China needs your ID to buy mobile phone numbers

From today China is requiring people to have ID with them when buying a new mobile phone number, which is being seen by some as another way for the government to have a peek into the lives of its minions, er, citizens.

The Beijing government insisted that the ID scheme is intended to get rid of spam text messages. The China Daily newspaper cited research that showed an average of 43 text messages per mobile per week, with 12 of those identified as spam. With such a high volume of spam, it’s no surprise that a method to tackle it is badly needed.

Some people are not buying that story, however. China censors the internet, blocking access to popular websites like Twitter, Facebook, and Youtube. Requiring ID for mobile phones allows the government to track people and block areas if it deems it necessary, which China already does for those considered as dissidents.

The Chinese Human Rights Defenders said that this is just another method for the government to tighten control over new technology, which it considers a threat to its authority. It said that Beijing is most likely fearful of a situation arising where text and Twitter messages fuel widespread protests, like those that occured in Iran. “They are doing this for social stability reasons.”

All of China’s major telecommunications companies, including China Unicom and China Mobile, have said they will comply with the new rule. However, local stores and markets are not as unified. SIM cards can be bought at these places extremely cheap and some believe requiring ID may put potential buyers off, including tourists, who will also be required to provide ID. Some shopkeepers wondered how ID cards would stop spam and suggested that serial spammers would just use fake ID.

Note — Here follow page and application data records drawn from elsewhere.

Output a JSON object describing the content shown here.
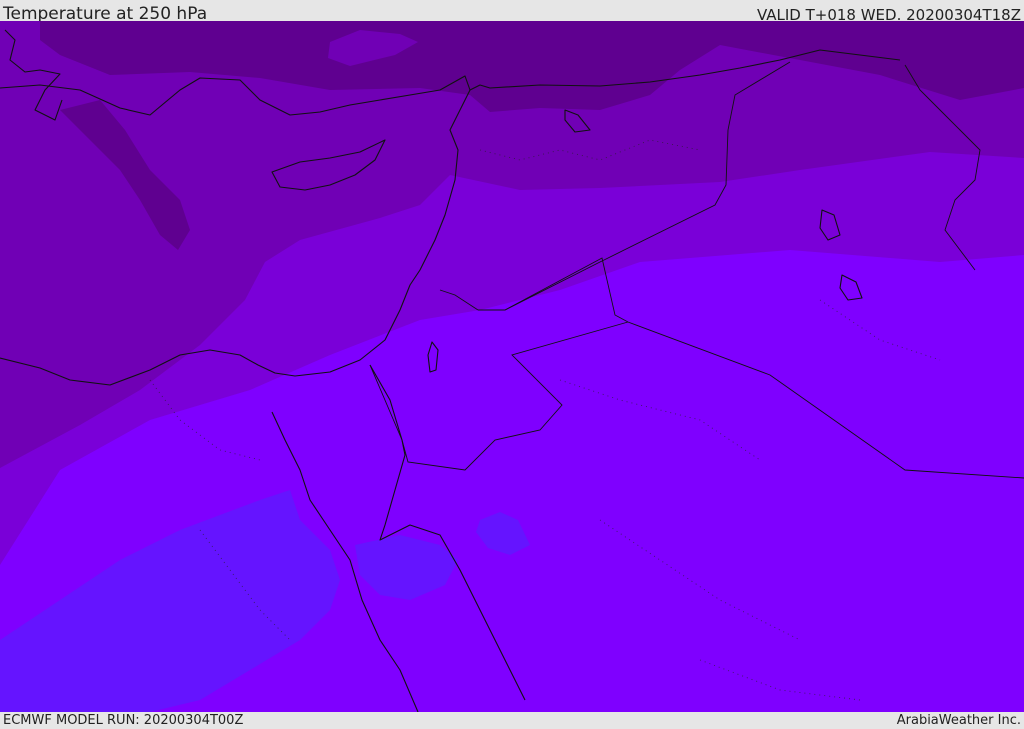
{
  "header": {
    "title": "Temperature at 250 hPa",
    "valid": "VALID T+018 WED. 20200304T18Z"
  },
  "footer": {
    "model_run": "ECMWF MODEL RUN: 20200304T00Z",
    "brand": "ArabiaWeather Inc."
  },
  "colors": {
    "band_coldest": "#5f0090",
    "band_cold": "#7000b5",
    "band_mid": "#7a00d8",
    "band_warm": "#7f00ff",
    "band_warmer": "#6514ff"
  }
}
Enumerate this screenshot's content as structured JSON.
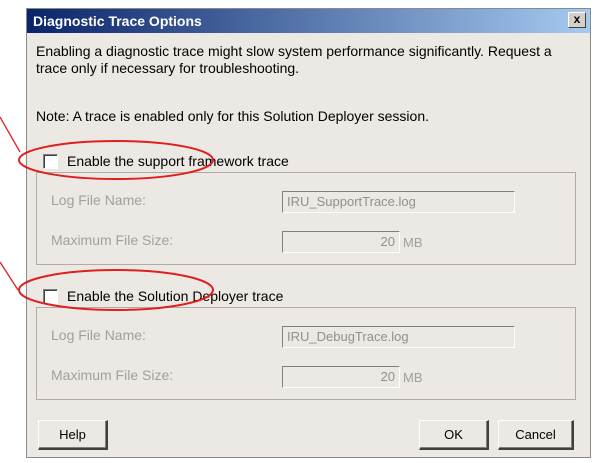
{
  "dialog": {
    "title": "Diagnostic Trace Options",
    "close_glyph": "x",
    "description": "Enabling a diagnostic trace might slow system performance significantly. Request a trace only if necessary for troubleshooting.",
    "note": "Note: A trace is enabled only for this Solution Deployer session."
  },
  "support_trace": {
    "checkbox_label": "Enable the support framework trace",
    "checked": false,
    "log_file_label": "Log File Name:",
    "log_file_value": "IRU_SupportTrace.log",
    "max_size_label": "Maximum File Size:",
    "max_size_value": "20",
    "max_size_unit": "MB"
  },
  "deployer_trace": {
    "checkbox_label": "Enable the Solution Deployer trace",
    "checked": false,
    "log_file_label": "Log File Name:",
    "log_file_value": "IRU_DebugTrace.log",
    "max_size_label": "Maximum File Size:",
    "max_size_value": "20",
    "max_size_unit": "MB"
  },
  "buttons": {
    "help": "Help",
    "ok": "OK",
    "cancel": "Cancel"
  },
  "colors": {
    "annotation": "#e02020",
    "title_bar_start": "#0a246a",
    "title_bar_end": "#a6caf0",
    "dialog_face": "#ece9e4"
  }
}
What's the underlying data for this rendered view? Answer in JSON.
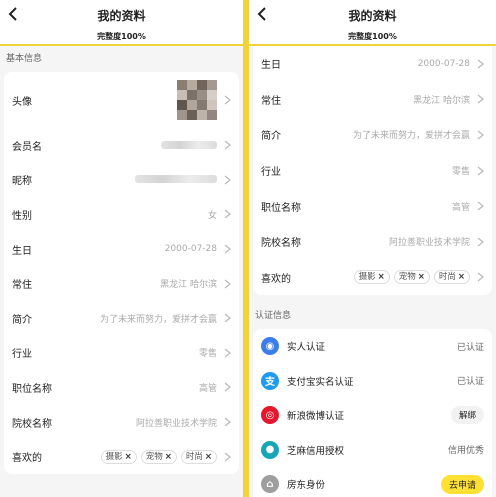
{
  "header": {
    "title": "我的资料",
    "completeness": "完整度100%"
  },
  "left": {
    "section_title": "基本信息",
    "rows": [
      {
        "label": "头像",
        "type": "avatar"
      },
      {
        "label": "会员名",
        "type": "blurred"
      },
      {
        "label": "昵称",
        "type": "blurred"
      },
      {
        "label": "性别",
        "value": "女"
      },
      {
        "label": "生日",
        "value": "2000-07-28"
      },
      {
        "label": "常住",
        "value": "黑龙江 哈尔滨"
      },
      {
        "label": "简介",
        "value": "为了未来而努力，爱拼才会赢"
      },
      {
        "label": "行业",
        "value": "零售"
      },
      {
        "label": "职位名称",
        "value": "高管"
      },
      {
        "label": "院校名称",
        "value": "阿拉善职业技术学院"
      },
      {
        "label": "喜欢的",
        "tags": [
          "摄影",
          "宠物",
          "时尚"
        ]
      }
    ]
  },
  "right": {
    "rows": [
      {
        "label": "生日",
        "value": "2000-07-28"
      },
      {
        "label": "常住",
        "value": "黑龙江 哈尔滨"
      },
      {
        "label": "简介",
        "value": "为了未来而努力，爱拼才会赢"
      },
      {
        "label": "行业",
        "value": "零售"
      },
      {
        "label": "职位名称",
        "value": "高管"
      },
      {
        "label": "院校名称",
        "value": "阿拉善职业技术学院"
      },
      {
        "label": "喜欢的",
        "tags": [
          "摄影",
          "宠物",
          "时尚"
        ]
      }
    ],
    "cert_title": "认证信息",
    "certs": [
      {
        "name": "实人认证",
        "status": "已认证",
        "icon": "person-badge-icon",
        "color": "#3b7de9"
      },
      {
        "name": "支付宝实名认证",
        "status": "已认证",
        "icon": "alipay-icon",
        "color": "#1e9af0"
      },
      {
        "name": "新浪微博认证",
        "status": "解绑",
        "icon": "weibo-icon",
        "color": "#e6162d",
        "style": "pill"
      },
      {
        "name": "芝麻信用授权",
        "status": "信用优秀",
        "icon": "sesame-icon",
        "color": "#16a6b6"
      },
      {
        "name": "房东身份",
        "status": "去申请",
        "icon": "house-icon",
        "color": "#9e9e9e",
        "style": "apply"
      }
    ]
  },
  "colors": {
    "accent": "#f3d33a",
    "apply": "#ffe033"
  },
  "icons": {
    "back": "back-arrow-icon",
    "chevron": "chevron-right-icon"
  }
}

For the 800 million mobile phone numbers currently in use in China, only the owners of 320 million will need to worry, as the rest already used ID when purchasing their new numbers. The 320 million will have to register their identity within the next three years or face the possibility of having their numbers suspended.